Scientists, who have studied the oldest dental plaque from our nearest extinct relatives, say that Neanderthals used primitive versions of aspirin and penicillin to treat themselves 40,000 years ago.

Researchers from University of Adelaide in Australia and University of Liverpool in Britain recently analysed and compared dental plaque samples from four Neanderthals found at the cave sites of Spy in Belgium and El Sidron in Spain.

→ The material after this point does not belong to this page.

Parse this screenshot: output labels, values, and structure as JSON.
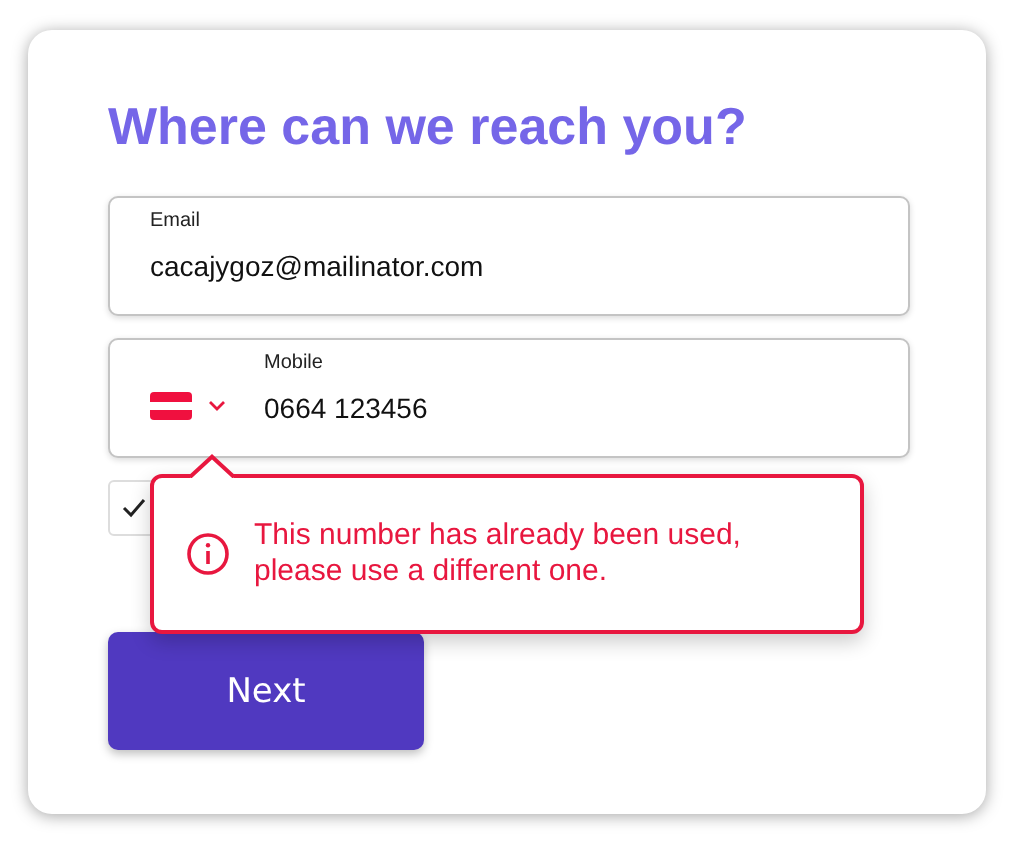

These four samples, ranging from 42,000 to around 50,000-year-old, are the oldest dental plaque ever to be genetically analysed.

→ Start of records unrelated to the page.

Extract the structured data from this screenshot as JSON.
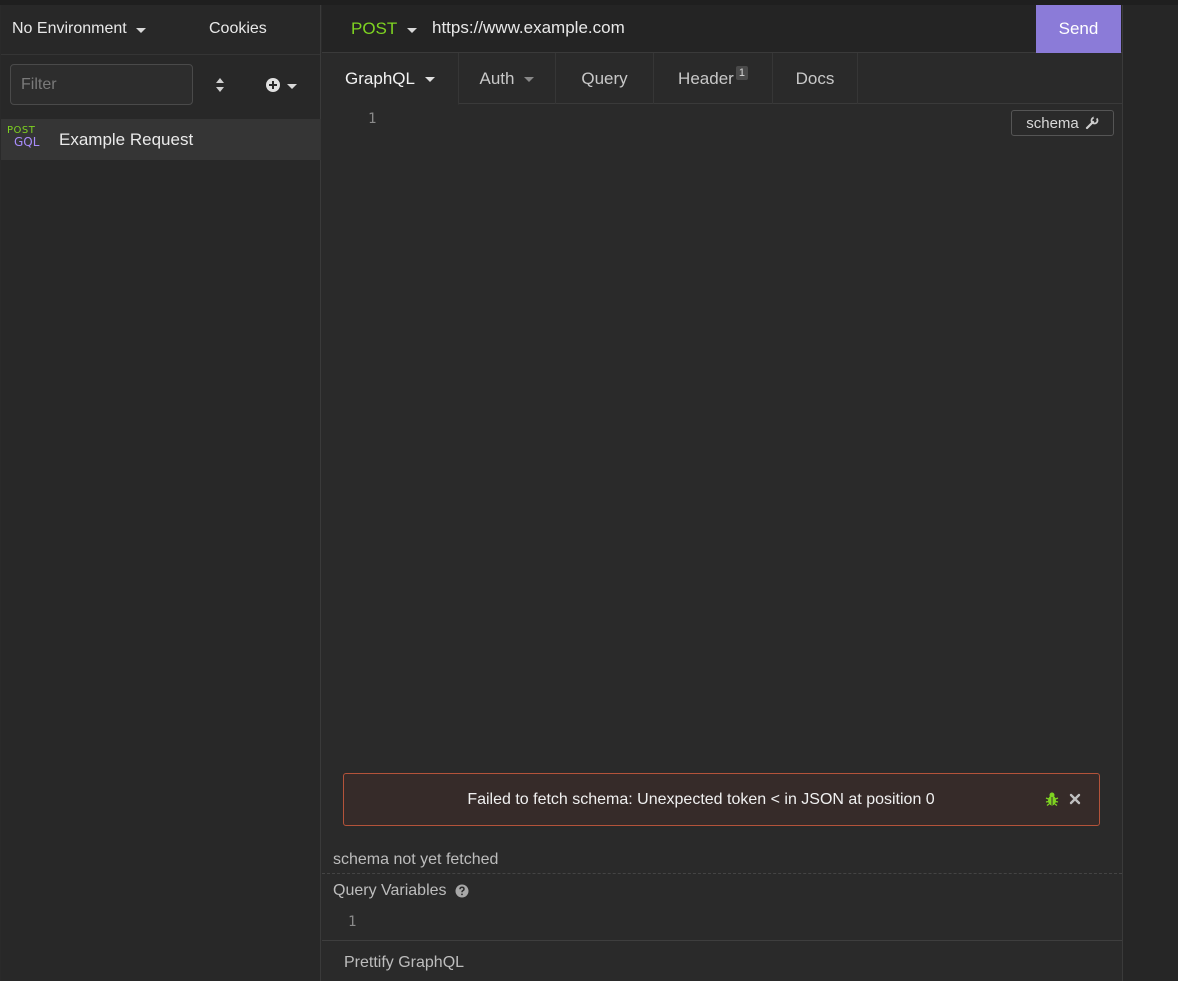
{
  "sidebar": {
    "environment": "No Environment",
    "cookies": "Cookies",
    "filter_placeholder": "Filter",
    "requests": [
      {
        "method_top": "POST",
        "method_bottom": "GQL",
        "name": "Example Request"
      }
    ]
  },
  "urlbar": {
    "method": "POST",
    "url": "https://www.example.com",
    "send": "Send"
  },
  "tabs": {
    "body": "GraphQL",
    "auth": "Auth",
    "query": "Query",
    "header": "Header",
    "header_count": "1",
    "docs": "Docs"
  },
  "editor": {
    "line1": "1",
    "schema_button": "schema",
    "error": "Failed to fetch schema: Unexpected token < in JSON at position 0",
    "schema_status": "schema not yet fetched",
    "query_variables": "Query Variables",
    "variables_line1": "1",
    "prettify": "Prettify GraphQL"
  },
  "colors": {
    "accent": "#8b7bd8",
    "method_post": "#7ed321",
    "gql": "#a78bfa",
    "error_border": "#b4533a"
  }
}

Alan Cooper, the Director of Australian Centre for Ancient DNA (ACAD, the University of Adelaide), said: “We found that Neanderthals from Spy Cave consumed woolly rhinoceros and European wild sheep, supplemented with wild mushrooms.” He also said that they found Methanobrevibacter, Enterocytozoon bieneusi, Populus trichocarpa and Penicillium rubens while decoding genes of organic traces trapped in teeth plaque.

According to Cooper, Methanobrevibacter is a bacterium that suggests presence of an abscess, while the presence of Enterocytozoon bieneusi is an evidence of an intestinal parasite that would have caused diarrhea. Populus trichocarpa is a poplar tree that contains salicylic acid and is related to the active ingredient of aspirin. It acts as a natural pain killer that would have helped Neanderthals sooth pain from an abscess. Penicillium rubens, a food fungus and source of medical penicillin, is a natural antibiotic that could have been effective against a gut parasite.

Laura Weyrich, also from the ACAD, said it is evident from the presence of Methanobrevibacter, Enterocytozoon bieneusi, Populus trichocarpa and Penicillium rubens in the upper jaw of a male Neanderthan found in El Sidron that our ancestors had a good knowledge about the medicinal properties of plants. So, they were able to use primitive versions of aspirin and penicillin to treat themselves, she added.

Weyrich stressed that the DNA, found in the dental plaque, provided remarkable new insights into the behaviour and diet of the Neanderthals. She explained: “Dental plaque traps micro-organisms that lived in the mouth and pathogens found in the respiratory and gastrointestinal tract, as well as bits of food stuck in the teeth – preserving the DNA for thousands of years.” Genetic analysis of the DNA ‘locked-up’ in plaque will help scientists know about Neanderthal lifestyle and reveal details of what they ate, what their health was like and how environment impacted their behaviour, Weyrich told reporters.

Neanderthals were a species or subspecies of archaic humans in the genus Homo that went extinct about 40,000 years ago. Neanderthals and modern humans share 99.7% of their DNA and are hence closely related.

Koushik Das, based in the Indian capital of New Delhi, is a senior news editor with more than 15 years of experience. He also runs a blog - Boundless Ocean of Politics. E-Mail: [email protected]